For 3 years, it ran in the Greeley Tribune. Since then, it has run in various subsidiaries of the Douglas County News Press. I still have most of my columns in digital format.
For many years, I only gave myself one rule: try to work the word "library" into every piece. My intent was to think in public about just what librarianship means at the end of the 20th century and beginning of the 21st.
There have been many advantages for me. I found that putting library plans out in front of the public, and getting feedback about them, helped me make better decisions. Sometimes, I found that it was very difficult for me to describe those plans or policies -- the kind of thing that makes me realize that they might not be good ideas after all. The weekly discipline of explaining my profession to the public keeps me more mindful, more honest. It also has provided steady visibility for the library and its issues.
October 16, 2002 - Wanted: Non-Library Users
This is like the old joke: would all those people not here, please raise their hands?
The library is looking to do a special kind of focus group. In our jargon, it is a "non-user" study. In brief, we want to pull together at least two groups of ten people (one group of adults, one of teens) that do not use the library. That is, they don't have cards, they don't use our website, they don't stop by for meetings.
Then we want to ask these people, in their separate groups, to talk about how come.
There are several reasons for our curiosity.
First, like any other business, we want to improve our marketing. Library staff have a deeply held belief that we have something for everybody. But we are also aware that people are busy, too busy, sometimes, to find out about all the wonderful things going on in their own back yards. How can we get the word out better than we do now?

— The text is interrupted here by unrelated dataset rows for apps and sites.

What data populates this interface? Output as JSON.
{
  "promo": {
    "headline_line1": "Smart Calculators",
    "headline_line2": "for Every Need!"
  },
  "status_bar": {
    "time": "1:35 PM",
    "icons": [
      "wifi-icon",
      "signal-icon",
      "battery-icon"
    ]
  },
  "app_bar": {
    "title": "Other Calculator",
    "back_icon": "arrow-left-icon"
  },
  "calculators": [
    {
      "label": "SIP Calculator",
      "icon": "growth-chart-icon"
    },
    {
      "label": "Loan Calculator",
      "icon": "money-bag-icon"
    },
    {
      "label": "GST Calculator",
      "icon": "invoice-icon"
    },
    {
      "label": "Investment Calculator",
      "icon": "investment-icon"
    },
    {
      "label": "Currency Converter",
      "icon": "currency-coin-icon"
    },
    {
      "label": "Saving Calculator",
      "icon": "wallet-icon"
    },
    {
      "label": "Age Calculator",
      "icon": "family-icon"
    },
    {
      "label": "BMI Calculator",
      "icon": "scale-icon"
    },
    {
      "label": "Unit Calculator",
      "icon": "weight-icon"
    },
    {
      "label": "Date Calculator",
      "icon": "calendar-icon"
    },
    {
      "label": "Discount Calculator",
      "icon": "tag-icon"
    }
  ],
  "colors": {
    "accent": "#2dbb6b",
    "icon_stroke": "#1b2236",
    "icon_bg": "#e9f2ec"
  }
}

Second, also like other businesses, we need to know if there's some barrier to our services that we should be doing something about. For instance, is there a tremendous, pent-up demand for library service on Friday or Saturday nights? Do we need early morning commuter hours?
Third, we are deeply interested in trends. Public institutions, if they are to be worthy of the dollars invested of them, have to stay focused on their communities.
For example, we know that the rise of the Internet has had an effect on library use and services. But it's not the effect that some people predicted. We have found, and studies have shown both here and elsewhere, that when we added Internet terminals, all kinds of library use went UP.
That is, people came in to use the terminals, but found that this increased their interest in the world of print and video. They discovered the comfort and hominess of the environment. They met friends there.
But it's also the case that use of the Internet replaced some kinds of library use -- the quick answer kind.
But back to my request. If you, or someone you know, lives in a household where there are no active library cards, please call, or have them call either me, or my assistant, Patti Owen-DeLay, at 720-733-8624.
We're trying to set up the two focus groups on November 6. They will be held at the Highlands Ranch Library, although we're seeking representation from around the county.
The focus group for teens will run from 3:30 to 5:30 p.m. The adult focus group will run from 6:30 to 8:30. Participants will be paid, and will also get some snacks.
This is limited to residents of Douglas County, by the way.
So help us get out the word. When was the last time an organization offered you money to tell them why you weren't paying any attention to them?